- Opening Delimiter -

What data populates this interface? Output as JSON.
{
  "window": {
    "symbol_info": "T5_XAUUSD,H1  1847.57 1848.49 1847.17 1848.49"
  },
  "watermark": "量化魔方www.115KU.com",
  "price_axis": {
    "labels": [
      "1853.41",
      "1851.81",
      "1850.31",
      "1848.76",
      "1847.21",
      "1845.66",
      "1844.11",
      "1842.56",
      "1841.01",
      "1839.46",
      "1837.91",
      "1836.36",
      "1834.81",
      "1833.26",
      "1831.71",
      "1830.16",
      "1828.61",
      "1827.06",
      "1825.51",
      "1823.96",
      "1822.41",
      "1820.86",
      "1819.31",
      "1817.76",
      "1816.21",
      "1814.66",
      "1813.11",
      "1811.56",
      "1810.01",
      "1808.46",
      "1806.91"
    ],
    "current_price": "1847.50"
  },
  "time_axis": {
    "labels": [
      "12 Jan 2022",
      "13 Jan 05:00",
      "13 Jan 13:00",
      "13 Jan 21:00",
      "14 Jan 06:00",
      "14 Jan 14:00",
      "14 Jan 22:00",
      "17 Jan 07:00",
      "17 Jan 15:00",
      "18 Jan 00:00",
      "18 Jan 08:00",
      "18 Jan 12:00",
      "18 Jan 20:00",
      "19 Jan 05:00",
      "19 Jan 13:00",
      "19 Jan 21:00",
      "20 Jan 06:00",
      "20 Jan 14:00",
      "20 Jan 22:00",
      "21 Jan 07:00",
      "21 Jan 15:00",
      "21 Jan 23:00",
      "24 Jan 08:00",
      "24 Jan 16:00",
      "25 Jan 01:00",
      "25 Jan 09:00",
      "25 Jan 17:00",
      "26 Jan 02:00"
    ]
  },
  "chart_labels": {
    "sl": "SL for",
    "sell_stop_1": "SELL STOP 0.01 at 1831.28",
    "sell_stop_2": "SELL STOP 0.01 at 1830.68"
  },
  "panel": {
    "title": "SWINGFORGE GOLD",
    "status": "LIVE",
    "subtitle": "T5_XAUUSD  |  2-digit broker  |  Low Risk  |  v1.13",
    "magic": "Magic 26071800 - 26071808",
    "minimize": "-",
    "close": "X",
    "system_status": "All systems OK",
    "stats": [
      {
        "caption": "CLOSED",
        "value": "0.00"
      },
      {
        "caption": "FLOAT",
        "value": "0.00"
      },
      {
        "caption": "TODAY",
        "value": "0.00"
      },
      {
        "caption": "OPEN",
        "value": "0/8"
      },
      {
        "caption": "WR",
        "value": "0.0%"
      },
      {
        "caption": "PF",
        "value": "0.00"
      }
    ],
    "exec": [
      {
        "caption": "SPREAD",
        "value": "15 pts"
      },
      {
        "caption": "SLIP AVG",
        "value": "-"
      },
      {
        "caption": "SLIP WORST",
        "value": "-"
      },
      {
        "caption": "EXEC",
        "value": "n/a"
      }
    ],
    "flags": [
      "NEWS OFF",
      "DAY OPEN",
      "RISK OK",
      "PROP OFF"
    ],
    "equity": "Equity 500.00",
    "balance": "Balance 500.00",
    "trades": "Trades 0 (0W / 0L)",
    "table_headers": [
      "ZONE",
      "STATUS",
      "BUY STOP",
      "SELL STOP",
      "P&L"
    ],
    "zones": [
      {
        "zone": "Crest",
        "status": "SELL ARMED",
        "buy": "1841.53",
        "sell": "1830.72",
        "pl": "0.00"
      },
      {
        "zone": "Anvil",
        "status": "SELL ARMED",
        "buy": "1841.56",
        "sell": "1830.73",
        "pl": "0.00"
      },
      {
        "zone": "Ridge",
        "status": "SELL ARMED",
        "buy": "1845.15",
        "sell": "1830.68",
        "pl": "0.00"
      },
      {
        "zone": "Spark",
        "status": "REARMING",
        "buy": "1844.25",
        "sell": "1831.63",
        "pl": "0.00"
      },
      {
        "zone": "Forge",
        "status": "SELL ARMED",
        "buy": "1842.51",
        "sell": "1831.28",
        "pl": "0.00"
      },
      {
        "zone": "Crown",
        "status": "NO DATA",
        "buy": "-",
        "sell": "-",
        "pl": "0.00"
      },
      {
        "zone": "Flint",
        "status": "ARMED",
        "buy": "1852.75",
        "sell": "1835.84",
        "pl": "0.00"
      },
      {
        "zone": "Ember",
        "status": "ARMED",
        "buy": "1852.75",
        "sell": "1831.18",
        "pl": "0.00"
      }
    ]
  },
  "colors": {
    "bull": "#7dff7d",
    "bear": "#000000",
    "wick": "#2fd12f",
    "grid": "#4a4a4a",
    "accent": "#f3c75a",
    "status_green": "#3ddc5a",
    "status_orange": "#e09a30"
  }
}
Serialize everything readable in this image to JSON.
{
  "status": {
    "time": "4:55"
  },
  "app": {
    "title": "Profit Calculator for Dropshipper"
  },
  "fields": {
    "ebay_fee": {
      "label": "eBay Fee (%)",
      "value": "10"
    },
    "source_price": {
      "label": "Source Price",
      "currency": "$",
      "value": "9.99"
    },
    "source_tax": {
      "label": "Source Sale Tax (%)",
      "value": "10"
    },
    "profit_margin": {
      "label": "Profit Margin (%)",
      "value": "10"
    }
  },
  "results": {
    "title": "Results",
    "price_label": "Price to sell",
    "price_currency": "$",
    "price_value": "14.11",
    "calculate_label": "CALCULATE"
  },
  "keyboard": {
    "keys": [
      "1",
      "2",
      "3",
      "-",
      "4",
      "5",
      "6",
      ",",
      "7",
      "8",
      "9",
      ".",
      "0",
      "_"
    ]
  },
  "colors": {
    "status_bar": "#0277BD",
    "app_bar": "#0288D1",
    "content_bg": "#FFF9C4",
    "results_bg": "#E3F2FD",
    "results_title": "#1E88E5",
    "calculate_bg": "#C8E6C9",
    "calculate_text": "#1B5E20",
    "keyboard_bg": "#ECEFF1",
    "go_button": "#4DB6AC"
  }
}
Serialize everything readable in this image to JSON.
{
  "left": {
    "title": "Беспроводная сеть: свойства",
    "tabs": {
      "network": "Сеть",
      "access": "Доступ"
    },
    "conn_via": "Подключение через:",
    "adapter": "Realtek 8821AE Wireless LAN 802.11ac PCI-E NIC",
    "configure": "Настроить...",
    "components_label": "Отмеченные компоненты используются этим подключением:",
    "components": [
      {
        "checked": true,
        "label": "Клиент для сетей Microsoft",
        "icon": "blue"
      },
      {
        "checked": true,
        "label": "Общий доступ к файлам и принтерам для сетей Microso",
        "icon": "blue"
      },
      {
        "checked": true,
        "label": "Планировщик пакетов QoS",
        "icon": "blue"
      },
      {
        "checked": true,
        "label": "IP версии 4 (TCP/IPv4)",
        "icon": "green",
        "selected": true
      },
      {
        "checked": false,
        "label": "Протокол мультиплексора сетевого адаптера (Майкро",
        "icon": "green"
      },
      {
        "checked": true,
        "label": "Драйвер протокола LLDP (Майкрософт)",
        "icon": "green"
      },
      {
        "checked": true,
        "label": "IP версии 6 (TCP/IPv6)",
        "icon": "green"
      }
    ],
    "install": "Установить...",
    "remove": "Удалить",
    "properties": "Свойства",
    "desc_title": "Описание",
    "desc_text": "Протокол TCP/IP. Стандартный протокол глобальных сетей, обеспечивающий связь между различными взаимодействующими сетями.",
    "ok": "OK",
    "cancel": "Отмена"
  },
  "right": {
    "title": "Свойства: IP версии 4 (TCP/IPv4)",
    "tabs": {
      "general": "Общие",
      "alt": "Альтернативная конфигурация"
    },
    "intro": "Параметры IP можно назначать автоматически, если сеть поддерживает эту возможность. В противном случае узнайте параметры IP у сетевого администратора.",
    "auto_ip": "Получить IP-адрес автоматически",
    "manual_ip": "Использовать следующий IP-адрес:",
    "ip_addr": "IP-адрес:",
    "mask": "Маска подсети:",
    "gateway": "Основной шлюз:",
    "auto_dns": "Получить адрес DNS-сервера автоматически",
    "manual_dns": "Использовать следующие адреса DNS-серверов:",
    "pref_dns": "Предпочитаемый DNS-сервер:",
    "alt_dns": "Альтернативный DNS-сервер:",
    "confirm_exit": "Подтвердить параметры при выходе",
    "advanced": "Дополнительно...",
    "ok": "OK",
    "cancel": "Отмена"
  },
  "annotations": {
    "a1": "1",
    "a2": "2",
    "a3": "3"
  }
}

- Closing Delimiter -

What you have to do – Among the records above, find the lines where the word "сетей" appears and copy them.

Exercise solution –
        "label": "Клиент для сетей Microsoft",
        "label": "Общий доступ к файлам и принтерам для сетей Microso",
    "desc_text": "Протокол TCP/IP. Стандартный протокол глобальных сетей, обеспечивающий связь между различными взаимодействующими сетями.",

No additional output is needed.